We can make crude measurements of atmospheric wind and temperature using remote sensing instruments mounted on aircraft on satellites, but we currently have no way to take such measurements of pressure. Accurate pressure measurements of the inital state of the atmosphere are key in making accurate computer model forecasts, since it is differences in pressure that drive all winds, as air flows from high pressure to low pressure in an attempt to equalize the pressure. Currently, sea surface air pressure measurements can only be obtained from in-situ observations including buoy, ship and dropsonde measurements, which are expensive and sparse in spatial coverage. Dr. Roland Lawrence of Old Dominion University and Qilong Min of SUNY Albany presented
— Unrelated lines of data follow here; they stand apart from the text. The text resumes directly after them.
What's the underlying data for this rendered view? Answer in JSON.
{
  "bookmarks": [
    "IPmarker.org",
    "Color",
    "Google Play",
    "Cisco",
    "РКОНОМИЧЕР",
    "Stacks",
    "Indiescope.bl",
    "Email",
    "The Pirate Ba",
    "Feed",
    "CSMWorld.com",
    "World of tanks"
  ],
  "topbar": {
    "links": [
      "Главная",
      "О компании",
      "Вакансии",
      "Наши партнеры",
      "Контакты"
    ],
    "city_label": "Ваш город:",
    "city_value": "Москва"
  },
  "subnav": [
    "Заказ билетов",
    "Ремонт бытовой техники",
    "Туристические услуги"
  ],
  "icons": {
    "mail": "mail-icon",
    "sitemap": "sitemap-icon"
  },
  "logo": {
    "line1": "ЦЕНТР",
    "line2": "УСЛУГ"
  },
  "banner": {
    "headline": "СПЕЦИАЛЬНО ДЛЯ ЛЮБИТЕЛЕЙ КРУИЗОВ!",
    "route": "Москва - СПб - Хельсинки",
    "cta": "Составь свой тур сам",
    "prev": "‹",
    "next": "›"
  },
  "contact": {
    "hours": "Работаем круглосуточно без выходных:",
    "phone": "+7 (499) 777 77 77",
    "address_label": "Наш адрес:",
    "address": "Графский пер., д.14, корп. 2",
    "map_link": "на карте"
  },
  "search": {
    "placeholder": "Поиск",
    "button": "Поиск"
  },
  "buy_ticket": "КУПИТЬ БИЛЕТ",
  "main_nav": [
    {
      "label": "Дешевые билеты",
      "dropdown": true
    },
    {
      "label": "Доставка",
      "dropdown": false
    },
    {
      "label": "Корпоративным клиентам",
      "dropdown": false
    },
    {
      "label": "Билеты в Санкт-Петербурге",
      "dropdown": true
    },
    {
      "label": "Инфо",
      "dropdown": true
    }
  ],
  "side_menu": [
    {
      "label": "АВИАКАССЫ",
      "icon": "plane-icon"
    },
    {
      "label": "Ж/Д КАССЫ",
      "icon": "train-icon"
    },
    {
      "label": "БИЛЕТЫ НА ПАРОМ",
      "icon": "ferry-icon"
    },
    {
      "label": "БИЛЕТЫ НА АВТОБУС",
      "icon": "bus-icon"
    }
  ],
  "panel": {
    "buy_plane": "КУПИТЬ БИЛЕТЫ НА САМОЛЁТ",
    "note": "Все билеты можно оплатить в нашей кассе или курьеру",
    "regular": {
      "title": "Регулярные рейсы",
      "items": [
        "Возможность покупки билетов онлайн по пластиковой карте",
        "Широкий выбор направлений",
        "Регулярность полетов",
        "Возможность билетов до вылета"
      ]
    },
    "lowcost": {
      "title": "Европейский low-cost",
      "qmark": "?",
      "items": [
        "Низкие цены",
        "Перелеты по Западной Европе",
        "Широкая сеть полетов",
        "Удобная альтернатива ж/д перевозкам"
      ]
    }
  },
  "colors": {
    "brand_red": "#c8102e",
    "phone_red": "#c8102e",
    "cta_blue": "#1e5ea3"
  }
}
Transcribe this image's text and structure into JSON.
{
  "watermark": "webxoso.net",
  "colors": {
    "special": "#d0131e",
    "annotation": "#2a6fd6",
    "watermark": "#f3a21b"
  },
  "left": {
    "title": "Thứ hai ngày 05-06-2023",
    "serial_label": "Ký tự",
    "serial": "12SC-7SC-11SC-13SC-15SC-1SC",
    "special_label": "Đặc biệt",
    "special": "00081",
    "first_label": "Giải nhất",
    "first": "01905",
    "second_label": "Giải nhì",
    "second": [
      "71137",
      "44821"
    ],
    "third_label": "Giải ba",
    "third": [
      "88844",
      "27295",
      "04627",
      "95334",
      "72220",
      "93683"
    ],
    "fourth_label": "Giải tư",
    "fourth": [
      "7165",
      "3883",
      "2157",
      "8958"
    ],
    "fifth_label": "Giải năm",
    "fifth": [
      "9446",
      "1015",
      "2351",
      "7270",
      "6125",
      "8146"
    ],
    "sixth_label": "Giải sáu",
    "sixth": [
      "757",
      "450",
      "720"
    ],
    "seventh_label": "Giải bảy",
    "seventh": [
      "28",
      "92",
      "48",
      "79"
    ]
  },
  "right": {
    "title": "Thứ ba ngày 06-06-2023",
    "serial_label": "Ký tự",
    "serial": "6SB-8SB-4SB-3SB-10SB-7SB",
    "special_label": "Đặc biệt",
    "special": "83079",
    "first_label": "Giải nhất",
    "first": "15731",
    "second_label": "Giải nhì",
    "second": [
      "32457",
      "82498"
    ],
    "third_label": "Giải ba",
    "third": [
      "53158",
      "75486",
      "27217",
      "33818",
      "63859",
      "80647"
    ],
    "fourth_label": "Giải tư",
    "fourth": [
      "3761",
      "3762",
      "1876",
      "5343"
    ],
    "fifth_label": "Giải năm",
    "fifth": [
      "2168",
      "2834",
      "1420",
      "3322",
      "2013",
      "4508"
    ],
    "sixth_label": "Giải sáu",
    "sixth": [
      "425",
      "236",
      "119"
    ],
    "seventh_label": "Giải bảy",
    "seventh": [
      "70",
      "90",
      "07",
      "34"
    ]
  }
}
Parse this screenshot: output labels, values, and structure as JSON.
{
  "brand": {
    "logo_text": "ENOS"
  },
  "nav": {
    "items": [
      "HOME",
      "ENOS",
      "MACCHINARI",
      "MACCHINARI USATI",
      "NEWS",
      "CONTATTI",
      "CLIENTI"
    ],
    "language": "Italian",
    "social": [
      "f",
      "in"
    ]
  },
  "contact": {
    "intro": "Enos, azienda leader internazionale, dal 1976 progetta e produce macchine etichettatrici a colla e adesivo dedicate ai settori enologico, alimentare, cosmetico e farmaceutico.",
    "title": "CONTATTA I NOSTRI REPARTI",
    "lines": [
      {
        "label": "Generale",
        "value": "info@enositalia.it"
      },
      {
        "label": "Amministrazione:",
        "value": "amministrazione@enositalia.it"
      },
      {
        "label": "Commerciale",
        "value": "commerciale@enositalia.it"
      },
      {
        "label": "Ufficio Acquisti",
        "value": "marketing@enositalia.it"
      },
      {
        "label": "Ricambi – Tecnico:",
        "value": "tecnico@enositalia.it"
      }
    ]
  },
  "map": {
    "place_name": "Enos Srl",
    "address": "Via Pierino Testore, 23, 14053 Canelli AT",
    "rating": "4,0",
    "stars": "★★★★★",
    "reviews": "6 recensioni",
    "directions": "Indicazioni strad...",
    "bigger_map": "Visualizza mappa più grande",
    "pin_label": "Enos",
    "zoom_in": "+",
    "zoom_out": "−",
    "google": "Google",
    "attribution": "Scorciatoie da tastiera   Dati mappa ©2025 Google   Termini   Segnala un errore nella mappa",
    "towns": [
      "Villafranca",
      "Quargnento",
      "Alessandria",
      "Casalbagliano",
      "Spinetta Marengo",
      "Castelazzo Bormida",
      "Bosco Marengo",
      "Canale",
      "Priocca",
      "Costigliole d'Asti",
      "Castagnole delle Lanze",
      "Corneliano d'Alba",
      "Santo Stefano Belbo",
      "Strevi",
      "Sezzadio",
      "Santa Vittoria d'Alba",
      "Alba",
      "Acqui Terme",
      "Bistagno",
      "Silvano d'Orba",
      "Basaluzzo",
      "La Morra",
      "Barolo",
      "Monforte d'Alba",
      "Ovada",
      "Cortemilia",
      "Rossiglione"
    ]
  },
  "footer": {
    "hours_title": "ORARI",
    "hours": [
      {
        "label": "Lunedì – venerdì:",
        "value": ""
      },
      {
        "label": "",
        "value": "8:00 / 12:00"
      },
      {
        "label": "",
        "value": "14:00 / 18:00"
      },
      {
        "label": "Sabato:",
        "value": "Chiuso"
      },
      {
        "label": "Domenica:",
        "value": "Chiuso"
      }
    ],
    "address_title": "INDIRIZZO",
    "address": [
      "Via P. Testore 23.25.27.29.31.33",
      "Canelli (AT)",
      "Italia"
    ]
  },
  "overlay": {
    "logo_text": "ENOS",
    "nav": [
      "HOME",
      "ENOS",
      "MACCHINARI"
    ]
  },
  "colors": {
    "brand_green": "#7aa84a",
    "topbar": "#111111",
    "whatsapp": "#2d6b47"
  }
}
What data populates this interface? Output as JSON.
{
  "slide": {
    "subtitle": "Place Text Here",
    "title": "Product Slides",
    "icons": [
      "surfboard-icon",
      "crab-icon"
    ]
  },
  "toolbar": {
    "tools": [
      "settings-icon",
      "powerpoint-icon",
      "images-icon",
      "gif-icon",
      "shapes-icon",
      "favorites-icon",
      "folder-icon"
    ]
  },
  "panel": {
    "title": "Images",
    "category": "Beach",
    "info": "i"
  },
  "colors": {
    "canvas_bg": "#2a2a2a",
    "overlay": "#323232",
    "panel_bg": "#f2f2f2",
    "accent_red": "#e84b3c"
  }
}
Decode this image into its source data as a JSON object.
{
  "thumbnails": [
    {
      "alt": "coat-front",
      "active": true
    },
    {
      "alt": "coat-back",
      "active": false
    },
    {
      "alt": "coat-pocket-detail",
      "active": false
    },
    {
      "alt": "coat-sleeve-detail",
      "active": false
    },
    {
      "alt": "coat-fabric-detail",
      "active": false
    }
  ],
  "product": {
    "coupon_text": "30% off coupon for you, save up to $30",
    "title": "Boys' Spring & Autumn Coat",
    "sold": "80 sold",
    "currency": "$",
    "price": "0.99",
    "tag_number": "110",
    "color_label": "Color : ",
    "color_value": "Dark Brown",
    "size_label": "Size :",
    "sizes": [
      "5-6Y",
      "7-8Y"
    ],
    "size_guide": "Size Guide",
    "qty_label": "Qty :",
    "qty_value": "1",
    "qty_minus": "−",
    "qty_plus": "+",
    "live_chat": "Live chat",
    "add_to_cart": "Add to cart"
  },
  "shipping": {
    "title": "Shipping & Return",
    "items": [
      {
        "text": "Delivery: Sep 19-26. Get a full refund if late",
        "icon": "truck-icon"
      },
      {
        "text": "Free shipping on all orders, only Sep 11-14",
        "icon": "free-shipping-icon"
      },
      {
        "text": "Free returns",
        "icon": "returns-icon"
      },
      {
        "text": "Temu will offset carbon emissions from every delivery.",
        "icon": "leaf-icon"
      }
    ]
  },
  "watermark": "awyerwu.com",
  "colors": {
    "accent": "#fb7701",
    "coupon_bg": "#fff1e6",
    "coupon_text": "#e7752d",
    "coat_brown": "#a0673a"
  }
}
a new technique to make remote pressure measurements, in a talk titled "Flight Test Results of a Differential Microwave Radar for Remote Sensing of Atmospheric Pressure". Scientists at NASA's Langley Research Center have built a prototype instrument that has successfully taken remote pressure measurements on aircraft test flights over the ocean. The instrument can measure surface pressure to an accuracy of 4 mb, and possibly as good as 1 mb, when averaged over a several kilometers of ocean area. While flights tests into a hurricane and real-time assimilation of the data in hurricane forecast models are still probably several years away, this is one technology that has the potential to make a big improvement in hurricane track and intensity forecasts. One potential problem with using the instrument in hurricanes is that since the device is measuring the total amount of oxygen in the air along its beam to derive the air pressure, one also needs to know the amount of water vapor along this beam (since water vapor contains oxygen). This quantity will usually need to be modeled, since we don't have detailed humidity measurements available in hurricanes.
I'll post another postcard from IHC on Friday.